> _DATA EXTRACT_
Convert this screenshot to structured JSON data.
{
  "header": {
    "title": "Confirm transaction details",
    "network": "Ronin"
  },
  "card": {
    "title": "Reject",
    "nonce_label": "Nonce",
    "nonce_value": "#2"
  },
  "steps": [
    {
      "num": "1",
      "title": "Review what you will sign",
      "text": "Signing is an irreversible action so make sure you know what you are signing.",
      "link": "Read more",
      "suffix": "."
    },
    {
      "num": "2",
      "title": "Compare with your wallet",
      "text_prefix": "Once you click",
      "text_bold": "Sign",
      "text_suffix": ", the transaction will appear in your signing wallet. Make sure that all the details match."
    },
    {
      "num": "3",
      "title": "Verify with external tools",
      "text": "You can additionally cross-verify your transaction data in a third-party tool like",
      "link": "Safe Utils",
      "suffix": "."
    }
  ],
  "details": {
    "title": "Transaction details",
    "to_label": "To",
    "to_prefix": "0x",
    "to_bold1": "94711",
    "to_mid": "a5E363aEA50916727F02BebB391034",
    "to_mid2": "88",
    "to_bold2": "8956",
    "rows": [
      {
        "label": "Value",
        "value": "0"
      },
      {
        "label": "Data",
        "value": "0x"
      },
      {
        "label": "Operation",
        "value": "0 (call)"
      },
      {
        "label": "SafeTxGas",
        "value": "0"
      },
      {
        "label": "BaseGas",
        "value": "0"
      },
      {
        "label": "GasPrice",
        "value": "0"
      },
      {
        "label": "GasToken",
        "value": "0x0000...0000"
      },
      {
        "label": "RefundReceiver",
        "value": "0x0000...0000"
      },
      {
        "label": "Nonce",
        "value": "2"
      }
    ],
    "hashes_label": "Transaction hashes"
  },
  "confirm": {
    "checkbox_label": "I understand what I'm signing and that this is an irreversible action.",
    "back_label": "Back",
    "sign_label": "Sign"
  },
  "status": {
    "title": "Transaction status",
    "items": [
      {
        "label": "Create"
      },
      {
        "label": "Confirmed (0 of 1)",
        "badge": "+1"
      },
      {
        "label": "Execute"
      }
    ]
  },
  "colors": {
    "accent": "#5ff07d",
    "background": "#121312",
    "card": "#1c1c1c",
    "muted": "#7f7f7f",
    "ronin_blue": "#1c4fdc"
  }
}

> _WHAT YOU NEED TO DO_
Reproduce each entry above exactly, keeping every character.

> _EXERCISE ANSWER_
Convert this screenshot to structured JSON data.
{
  "header": {
    "title": "Confirm transaction details",
    "network": "Ronin"
  },
  "card": {
    "title": "Reject",
    "nonce_label": "Nonce",
    "nonce_value": "#2"
  },
  "steps": [
    {
      "num": "1",
      "title": "Review what you will sign",
      "text": "Signing is an irreversible action so make sure you know what you are signing.",
      "link": "Read more",
      "suffix": "."
    },
    {
      "num": "2",
      "title": "Compare with your wallet",
      "text_prefix": "Once you click",
      "text_bold": "Sign",
      "text_suffix": ", the transaction will appear in your signing wallet. Make sure that all the details match."
    },
    {
      "num": "3",
      "title": "Verify with external tools",
      "text": "You can additionally cross-verify your transaction data in a third-party tool like",
      "link": "Safe Utils",
      "suffix": "."
    }
  ],
  "details": {
    "title": "Transaction details",
    "to_label": "To",
    "to_prefix": "0x",
    "to_bold1": "94711",
    "to_mid": "a5E363aEA50916727F02BebB391034",
    "to_mid2": "88",
    "to_bold2": "8956",
    "rows": [
      {
        "label": "Value",
        "value": "0"
      },
      {
        "label": "Data",
        "value": "0x"
      },
      {
        "label": "Operation",
        "value": "0 (call)"
      },
      {
        "label": "SafeTxGas",
        "value": "0"
      },
      {
        "label": "BaseGas",
        "value": "0"
      },
      {
        "label": "GasPrice",
        "value": "0"
      },
      {
        "label": "GasToken",
        "value": "0x0000...0000"
      },
      {
        "label": "RefundReceiver",
        "value": "0x0000...0000"
      },
      {
        "label": "Nonce",
        "value": "2"
      }
    ],
    "hashes_label": "Transaction hashes"
  },
  "confirm": {
    "checkbox_label": "I understand what I'm signing and that this is an irreversible action.",
    "back_label": "Back",
    "sign_label": "Sign"
  },
  "status": {
    "title": "Transaction status",
    "items": [
      {
        "label": "Create"
      },
      {
        "label": "Confirmed (0 of 1)",
        "badge": "+1"
      },
      {
        "label": "Execute"
      }
    ]
  },
  "colors": {
    "accent": "#5ff07d",
    "background": "#121312",
    "card": "#1c1c1c",
    "muted": "#7f7f7f",
    "ronin_blue": "#1c4fdc"
  }
}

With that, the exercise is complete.